Source records
* * *
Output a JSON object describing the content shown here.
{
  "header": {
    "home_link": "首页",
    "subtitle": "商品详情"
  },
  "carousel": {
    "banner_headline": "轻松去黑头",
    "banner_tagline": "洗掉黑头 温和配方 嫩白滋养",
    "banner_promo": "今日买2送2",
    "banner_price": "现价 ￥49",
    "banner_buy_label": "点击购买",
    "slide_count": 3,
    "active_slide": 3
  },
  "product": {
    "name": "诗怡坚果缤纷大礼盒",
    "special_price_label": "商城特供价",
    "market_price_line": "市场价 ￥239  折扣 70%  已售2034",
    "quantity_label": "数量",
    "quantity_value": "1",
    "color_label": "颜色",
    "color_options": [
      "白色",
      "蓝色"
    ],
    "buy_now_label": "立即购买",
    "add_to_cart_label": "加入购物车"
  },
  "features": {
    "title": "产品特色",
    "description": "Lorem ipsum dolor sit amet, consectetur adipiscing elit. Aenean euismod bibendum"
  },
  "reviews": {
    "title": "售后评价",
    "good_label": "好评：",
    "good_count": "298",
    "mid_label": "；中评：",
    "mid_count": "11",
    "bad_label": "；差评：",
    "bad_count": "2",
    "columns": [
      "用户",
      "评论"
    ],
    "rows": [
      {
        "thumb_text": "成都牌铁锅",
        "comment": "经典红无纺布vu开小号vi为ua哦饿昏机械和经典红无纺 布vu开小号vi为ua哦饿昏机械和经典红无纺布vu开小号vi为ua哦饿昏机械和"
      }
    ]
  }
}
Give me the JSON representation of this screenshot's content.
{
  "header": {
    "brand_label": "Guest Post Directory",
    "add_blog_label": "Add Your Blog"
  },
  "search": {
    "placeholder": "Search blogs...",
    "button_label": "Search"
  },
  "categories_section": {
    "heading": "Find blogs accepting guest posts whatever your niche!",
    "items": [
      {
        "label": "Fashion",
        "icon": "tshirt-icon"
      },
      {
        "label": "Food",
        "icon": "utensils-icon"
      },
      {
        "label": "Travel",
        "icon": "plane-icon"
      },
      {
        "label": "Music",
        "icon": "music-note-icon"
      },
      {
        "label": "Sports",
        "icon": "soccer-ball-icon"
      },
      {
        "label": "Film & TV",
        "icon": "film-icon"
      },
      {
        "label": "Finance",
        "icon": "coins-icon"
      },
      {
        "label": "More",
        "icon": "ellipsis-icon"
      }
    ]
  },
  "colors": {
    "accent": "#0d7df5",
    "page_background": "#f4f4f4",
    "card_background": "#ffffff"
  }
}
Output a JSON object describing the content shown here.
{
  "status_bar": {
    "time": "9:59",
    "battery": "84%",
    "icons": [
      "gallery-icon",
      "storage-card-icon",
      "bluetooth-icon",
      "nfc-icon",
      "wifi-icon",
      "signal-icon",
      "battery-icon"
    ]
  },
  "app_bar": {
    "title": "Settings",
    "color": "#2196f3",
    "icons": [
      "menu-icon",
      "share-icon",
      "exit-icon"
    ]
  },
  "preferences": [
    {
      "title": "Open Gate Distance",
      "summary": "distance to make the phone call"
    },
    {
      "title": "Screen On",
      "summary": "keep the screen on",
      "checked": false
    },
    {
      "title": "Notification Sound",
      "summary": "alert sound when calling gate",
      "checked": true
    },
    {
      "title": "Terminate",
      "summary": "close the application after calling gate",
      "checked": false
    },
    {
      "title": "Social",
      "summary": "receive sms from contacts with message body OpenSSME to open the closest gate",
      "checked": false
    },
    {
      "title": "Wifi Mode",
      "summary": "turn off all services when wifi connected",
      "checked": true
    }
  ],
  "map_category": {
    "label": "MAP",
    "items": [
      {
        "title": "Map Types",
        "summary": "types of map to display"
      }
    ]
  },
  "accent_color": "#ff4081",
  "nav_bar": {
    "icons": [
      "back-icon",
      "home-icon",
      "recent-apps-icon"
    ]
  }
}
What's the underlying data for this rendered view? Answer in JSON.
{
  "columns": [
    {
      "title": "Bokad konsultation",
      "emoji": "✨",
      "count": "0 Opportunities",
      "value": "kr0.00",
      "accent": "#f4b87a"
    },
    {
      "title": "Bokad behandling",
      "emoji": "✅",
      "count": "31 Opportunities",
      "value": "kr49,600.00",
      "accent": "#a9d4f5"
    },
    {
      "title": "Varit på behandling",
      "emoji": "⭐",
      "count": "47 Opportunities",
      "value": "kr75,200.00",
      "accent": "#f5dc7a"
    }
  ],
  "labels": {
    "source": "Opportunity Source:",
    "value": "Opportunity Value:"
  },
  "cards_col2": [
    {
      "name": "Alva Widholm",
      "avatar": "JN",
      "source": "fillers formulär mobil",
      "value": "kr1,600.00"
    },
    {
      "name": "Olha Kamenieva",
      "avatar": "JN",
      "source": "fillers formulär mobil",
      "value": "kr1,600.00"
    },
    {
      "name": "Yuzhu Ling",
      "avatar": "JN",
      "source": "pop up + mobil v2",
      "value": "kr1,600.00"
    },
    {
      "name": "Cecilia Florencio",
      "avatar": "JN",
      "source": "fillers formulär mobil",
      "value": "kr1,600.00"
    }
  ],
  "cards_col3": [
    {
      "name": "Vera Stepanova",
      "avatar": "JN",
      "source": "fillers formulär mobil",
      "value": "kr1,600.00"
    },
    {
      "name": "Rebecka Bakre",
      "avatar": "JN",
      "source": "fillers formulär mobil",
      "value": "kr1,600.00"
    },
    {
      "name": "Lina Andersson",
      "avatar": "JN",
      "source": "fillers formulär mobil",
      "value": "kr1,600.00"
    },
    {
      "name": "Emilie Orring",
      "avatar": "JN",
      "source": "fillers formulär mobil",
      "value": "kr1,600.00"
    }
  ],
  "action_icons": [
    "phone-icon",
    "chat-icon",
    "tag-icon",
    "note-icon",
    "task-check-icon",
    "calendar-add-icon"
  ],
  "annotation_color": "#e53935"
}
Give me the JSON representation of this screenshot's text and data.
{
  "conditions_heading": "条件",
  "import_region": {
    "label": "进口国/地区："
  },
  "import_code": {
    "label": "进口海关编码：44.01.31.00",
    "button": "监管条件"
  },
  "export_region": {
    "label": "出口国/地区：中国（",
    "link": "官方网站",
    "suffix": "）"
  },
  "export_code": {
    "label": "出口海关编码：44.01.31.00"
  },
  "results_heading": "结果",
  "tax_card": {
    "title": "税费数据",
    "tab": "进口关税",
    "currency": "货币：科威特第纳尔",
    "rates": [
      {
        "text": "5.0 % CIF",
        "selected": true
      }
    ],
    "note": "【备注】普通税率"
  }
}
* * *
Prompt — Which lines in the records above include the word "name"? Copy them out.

Result of this task —
    "name": "诗怡坚果缤纷大礼盒",
      "name": "Alva Widholm",
      "name": "Olha Kamenieva",
      "name": "Yuzhu Ling",
      "name": "Cecilia Florencio",
      "name": "Vera Stepanova",
      "name": "Rebecka Bakre",
      "name": "Lina Andersson",
      "name": "Emilie Orring",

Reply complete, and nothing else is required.